The best dryland workouts: Harald Østberg Amundsen

The best dryland workouts: Harald Østberg Amundsen

The foundation for success is built well before the snow flies. Check out U23 World Champion Harald Østberg Amundsen’s favorite dryland workouts.

The 23-year-old was named to the Norwegian national A Team after delivering solid results from start to finish last season, including a medal in the 15-kilometer skate at the 2021 FIS Nordic World Championships, his first at the elite level – and the first medal ever won on Madshus’ revolutionary transparent green bases. In 2020, Østberg Amundsen earned no less than four medals at the FIS U23 World Championships, including two gold medals.

Truly an allrounder, Østberg Amundsen is considered one of the hottest candidates for a spot on the team to the 2022 Winter Games, as well as future Tour de Ski champion.

Madshus caught up with the talented young racer about his favorite dryland workouts. A common denominator: Østberg Amundsen likes hard workouts that resemble racing and allow him to work on both tactical and technical elements, and preferably with others who challenge him.

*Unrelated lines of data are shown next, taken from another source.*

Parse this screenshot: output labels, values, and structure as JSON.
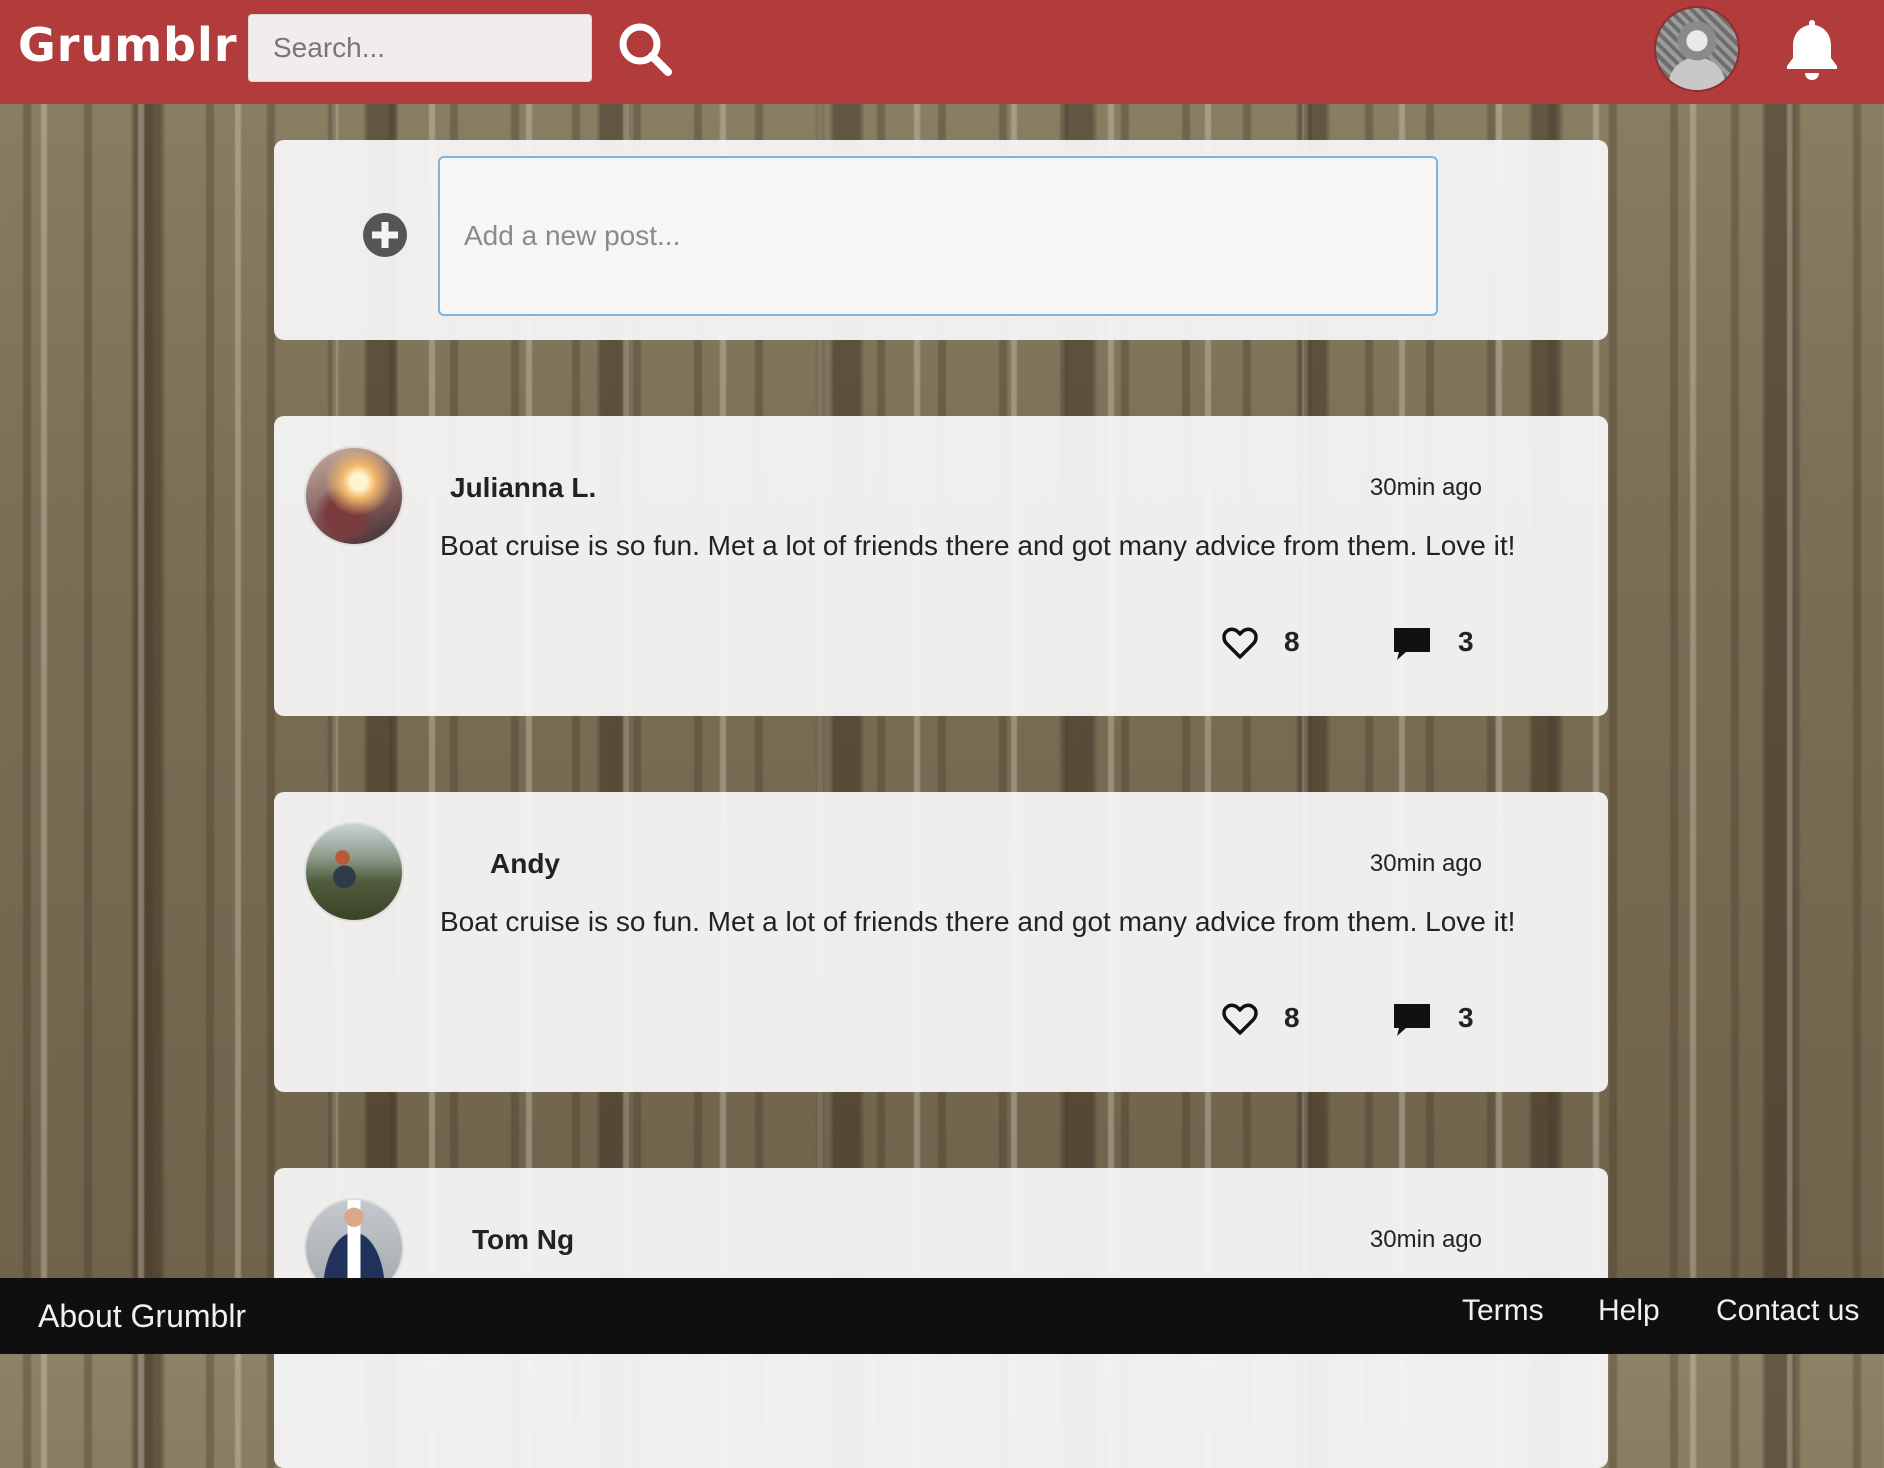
{
  "app": {
    "logo": "Grumblr"
  },
  "header": {
    "search_placeholder": "Search..."
  },
  "composer": {
    "placeholder": "Add a new post..."
  },
  "posts": [
    {
      "author": "Julianna L.",
      "time": "30min ago",
      "body": "Boat cruise is so fun. Met a lot of friends there and got many advice from them. Love it!",
      "likes": "8",
      "comments": "3"
    },
    {
      "author": "Andy",
      "time": "30min ago",
      "body": "Boat cruise is so fun. Met a lot of friends there and got many advice from them. Love it!",
      "likes": "8",
      "comments": "3"
    },
    {
      "author": "Tom Ng",
      "time": "30min ago"
    }
  ],
  "footer": {
    "about": "About Grumblr",
    "links": [
      "Terms",
      "Help",
      "Contact us"
    ]
  },
  "colors": {
    "header_bg": "#b13c3b",
    "footer_bg": "#0f0f0f",
    "input_focus_border": "#7fb2dc"
  },
  "icons": {
    "search": "search-icon",
    "notifications": "bell-icon",
    "add_post": "plus-circle-icon",
    "like": "heart-outline-icon",
    "comment": "speech-bubble-icon"
  }
}
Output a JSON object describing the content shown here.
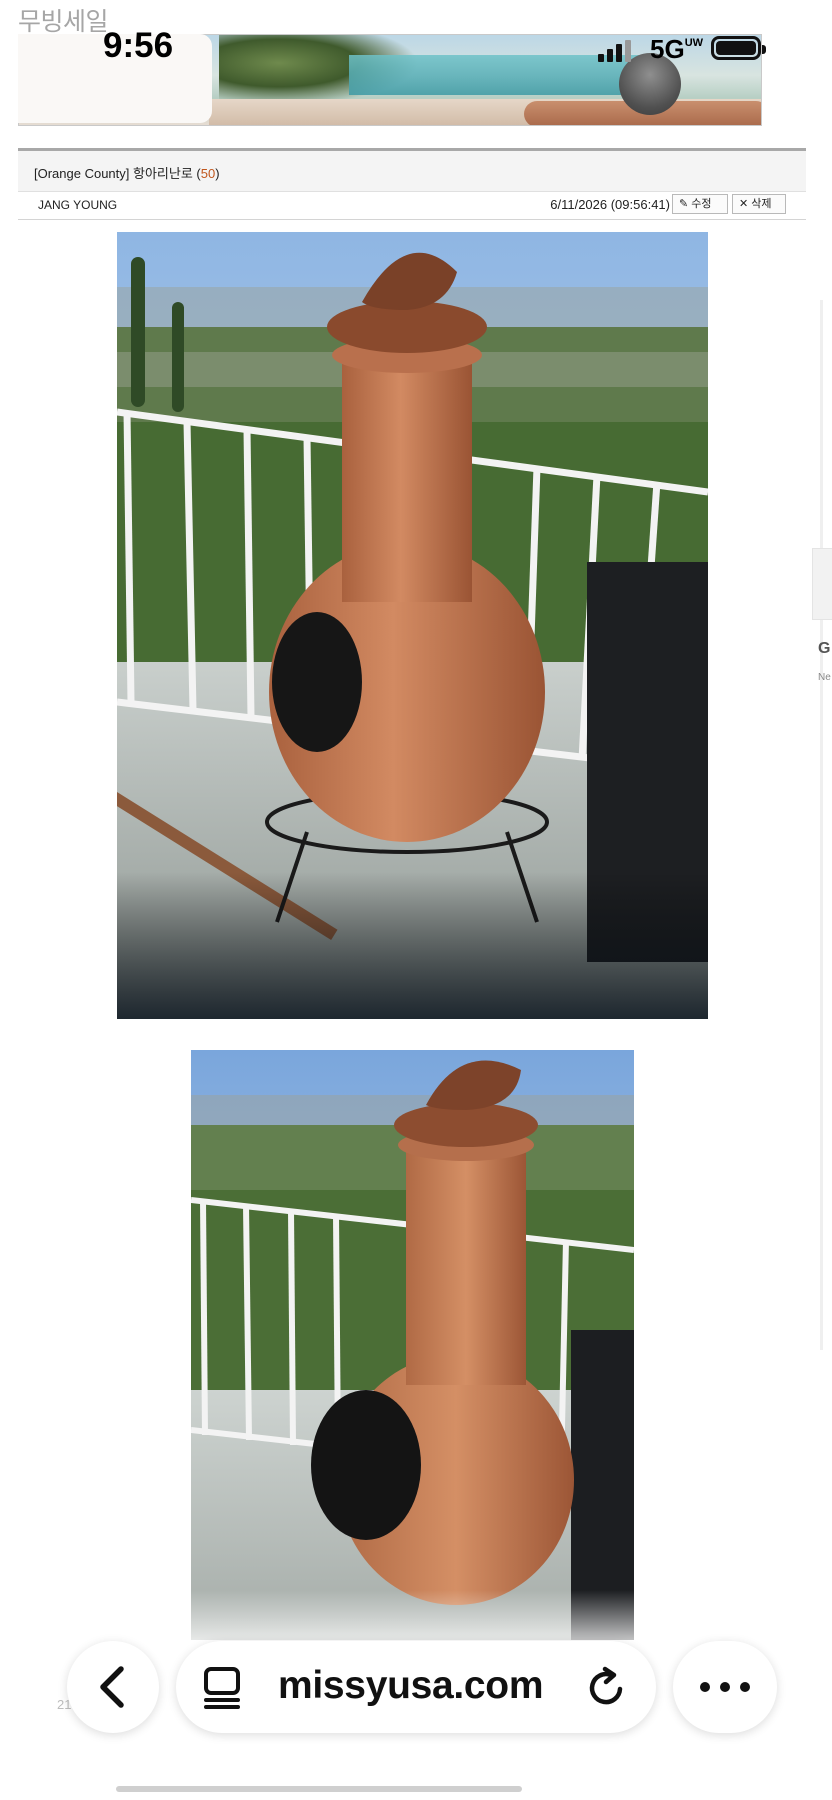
{
  "site": {
    "name": "무빙세일"
  },
  "status_bar": {
    "time": "9:56",
    "network": "5G",
    "network_badge": "UW"
  },
  "post": {
    "title_prefix": "[Orange County] 항아리난로 (",
    "reply_count": "50",
    "title_suffix": ")",
    "author": "JANG YOUNG",
    "date": "6/11/2026 (09:56:41)",
    "edit_label": "수정",
    "delete_label": "삭제"
  },
  "side_glimpse": {
    "letter": "G",
    "sub": "Ne"
  },
  "footer": {
    "page_number": "21"
  },
  "browser": {
    "url": "missyusa.com",
    "icons": [
      "back-chevron-icon",
      "reader-mode-icon",
      "reload-icon",
      "more-dots-icon"
    ]
  }
}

In that respect, one type of workouts stands out: Interval sessions on race course-like roller ski trails.

What is your favorite dryland workout?
“I love hard roller ski sessions. One workout that I’m particularly fond of, is a group workout where we do two 35-minute intervals, which means a total of 60 to 70 minutes at higher intensity.”

Why is this a useful workout for cross-country skiers?
“Group workouts like this are really specific both in terms of technique and tactics. If you do them at threshold intensity, you avoid accumulating too much lactic acid and you are able to get a lot of time at higher intensity. That’s why this workout is one of the core sessions in the Norwegian national team training program.”

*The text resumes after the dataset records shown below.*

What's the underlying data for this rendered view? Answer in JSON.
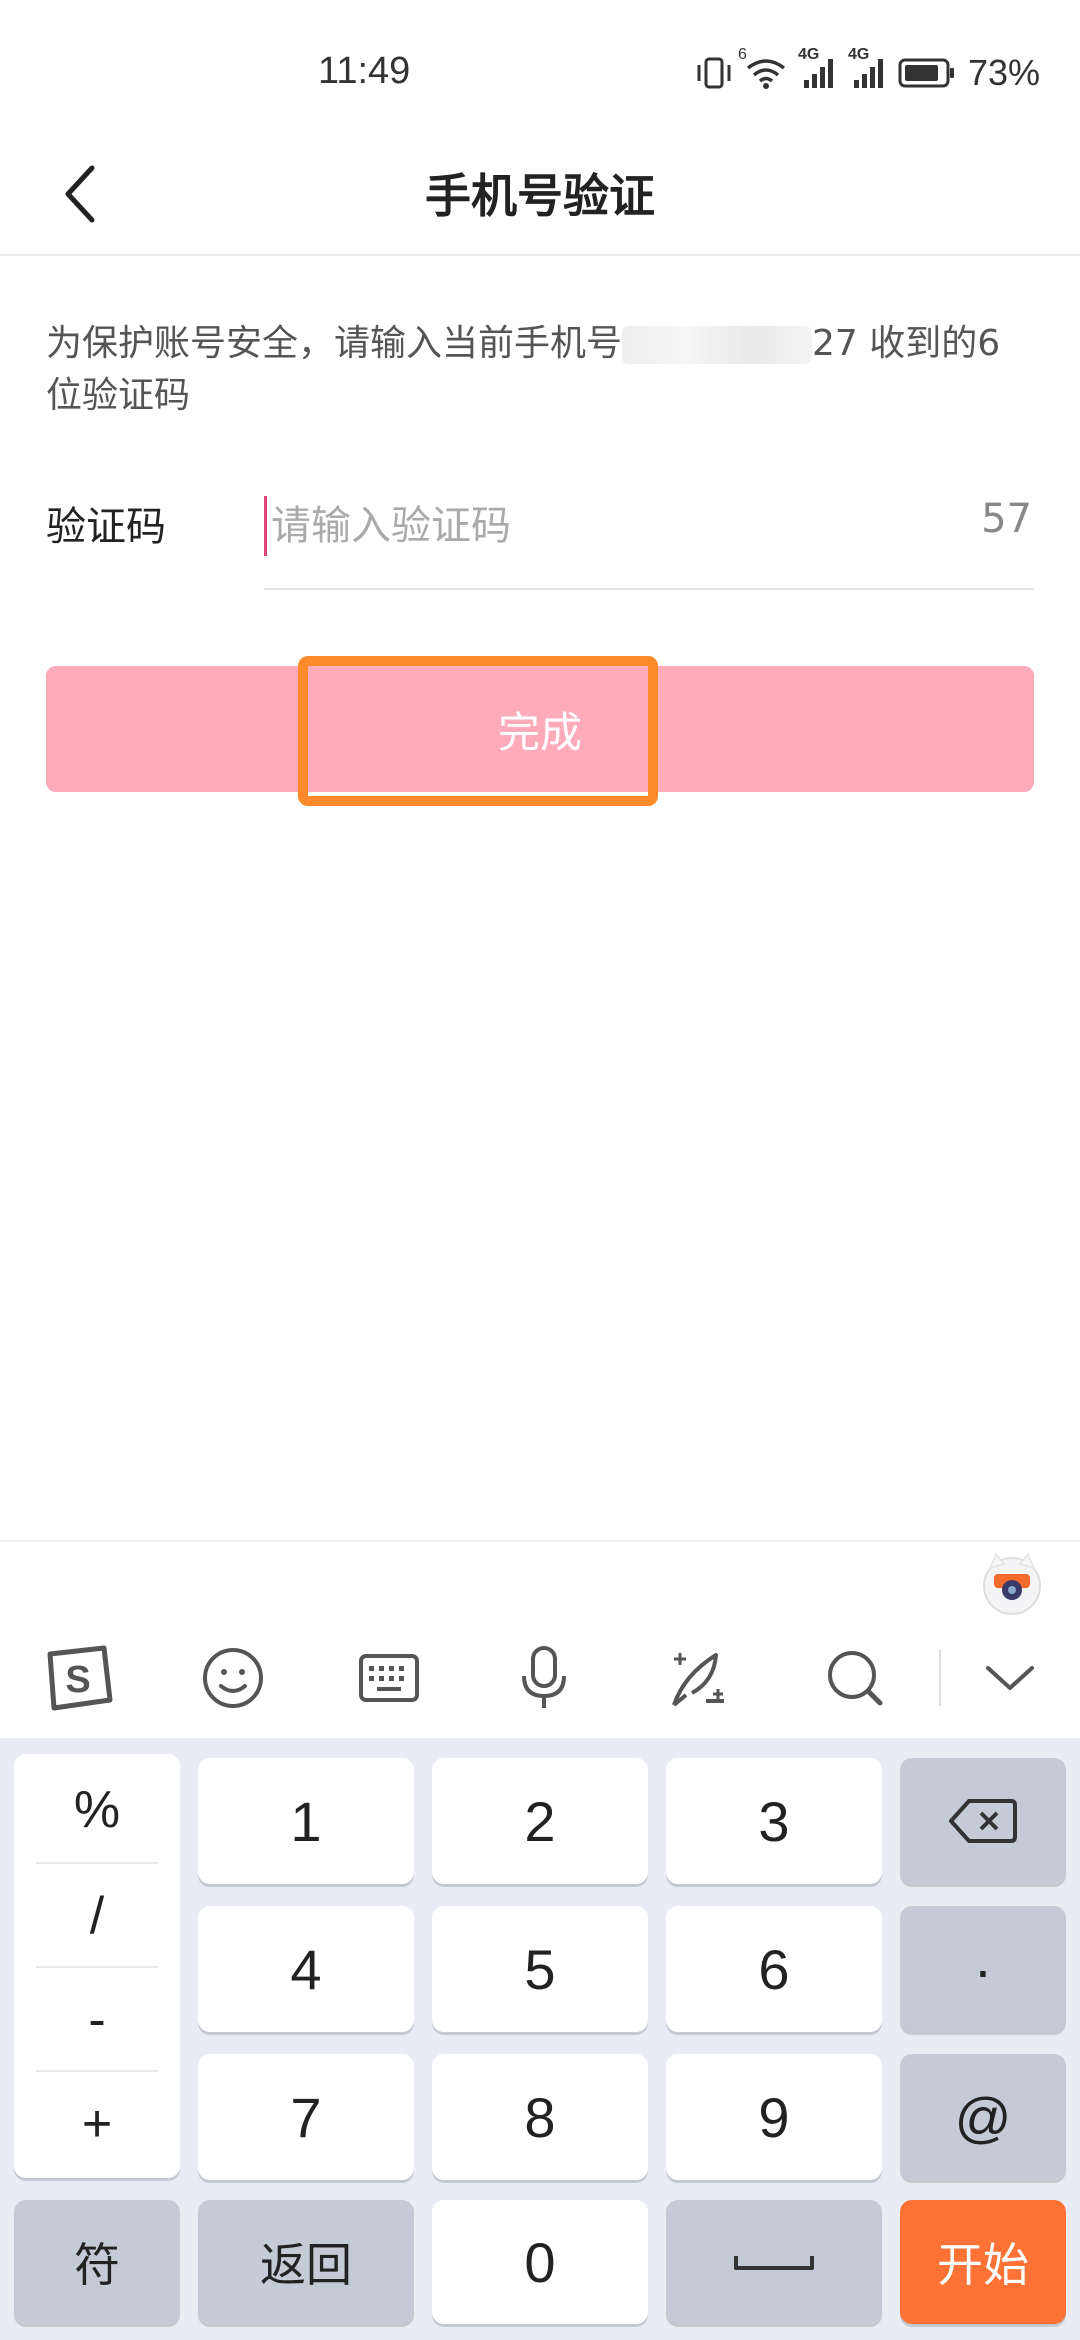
{
  "status_bar": {
    "time": "11:49",
    "network_1": "4G",
    "network_2": "4G",
    "wifi_tag": "6",
    "battery": "73%"
  },
  "header": {
    "title": "手机号验证",
    "back_icon": "chevron-left-icon"
  },
  "description": {
    "prefix": "为保护账号安全，请输入当前手机号",
    "suffix": "27 收到的6位验证码"
  },
  "form": {
    "code_label": "验证码",
    "code_placeholder": "请输入验证码",
    "countdown": "57"
  },
  "done_button": {
    "label": "完成",
    "color": "#ffabba",
    "highlight_color": "#ff8a2a"
  },
  "toolbar": {
    "items": [
      "sogou-logo-icon",
      "emoji-icon",
      "keyboard-icon",
      "microphone-icon",
      "handwriting-icon",
      "search-icon",
      "collapse-icon"
    ]
  },
  "keyboard": {
    "symbols": [
      "%",
      "/",
      "-",
      "+"
    ],
    "digits": [
      "1",
      "2",
      "3",
      "4",
      "5",
      "6",
      "7",
      "8",
      "9",
      "0"
    ],
    "right_keys": [
      "backspace-icon",
      "·",
      "@"
    ],
    "bottom": {
      "symbol_key": "符",
      "back_key": "返回",
      "space_key": "space-icon",
      "action_key": "开始"
    },
    "accent_color": "#fe7235"
  }
}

What is the specific training effect from this workout?
“This workout helps develop muscular endurance and strength due to the amount of time at a higher intensity. Depending on how many intervals you do, you’ll end up at between 50 and 75 minutes of intensity. I used think that 50 minutes was a lot, so this one is challenging my endurance too.”

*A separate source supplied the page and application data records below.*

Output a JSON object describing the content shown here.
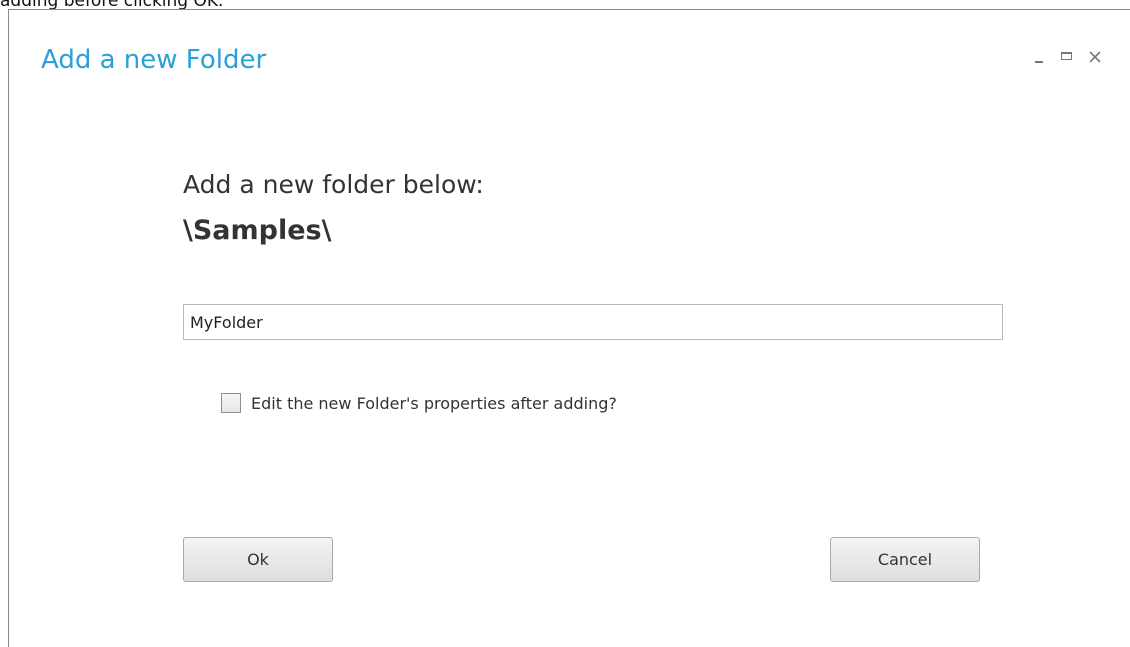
{
  "caption": {
    "text": "adding before clicking OK."
  },
  "dialog": {
    "title": "Add a new Folder",
    "title_color": "#2a9fd8",
    "controls": {
      "minimize_icon": "minimize-icon",
      "maximize_icon": "maximize-icon",
      "close_icon": "close-icon"
    },
    "prompt": "Add a new folder below:",
    "path": "\\Samples\\",
    "input": {
      "value": "MyFolder",
      "placeholder": ""
    },
    "checkbox": {
      "label": "Edit the new Folder's properties after adding?",
      "checked": false
    },
    "buttons": {
      "ok_label": "Ok",
      "cancel_label": "Cancel"
    }
  }
}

What does the workout look like, start to finish?
“I start with a solid 30-minute warmup before I start the intervals. I prefer to do the workout as a group, which makes it easier to work on tactical elements and I can practice skiing in a pack at high speed and high intensity. I also like to do these workouts on roller ski trails that resemble the race courses we compete on in the winter. But you can also do the intervals on uphill roads. I usually have very short recovery between intervals, just enough to get sip of my drink belt. After the last interval, I do 20 to 30 minutes of cooldown, which makes the total time for the workout about two hours, start to finish.”

Are there ways to vary this workout?
“Yes, for instance, you could vary the length of the intervals. Instead of my standard 2 x 35 minutes, you can do 6 x10 minutes or 3 x 20 minutes. Either way, I always do the same warmup and cooldown, and about the same 2-minute recovery between intervals.

How often do you do this workout?
“Usually at least once every two weeks, but more often during training camps.”

Harald Østberg Amundsen. Photo: Madshus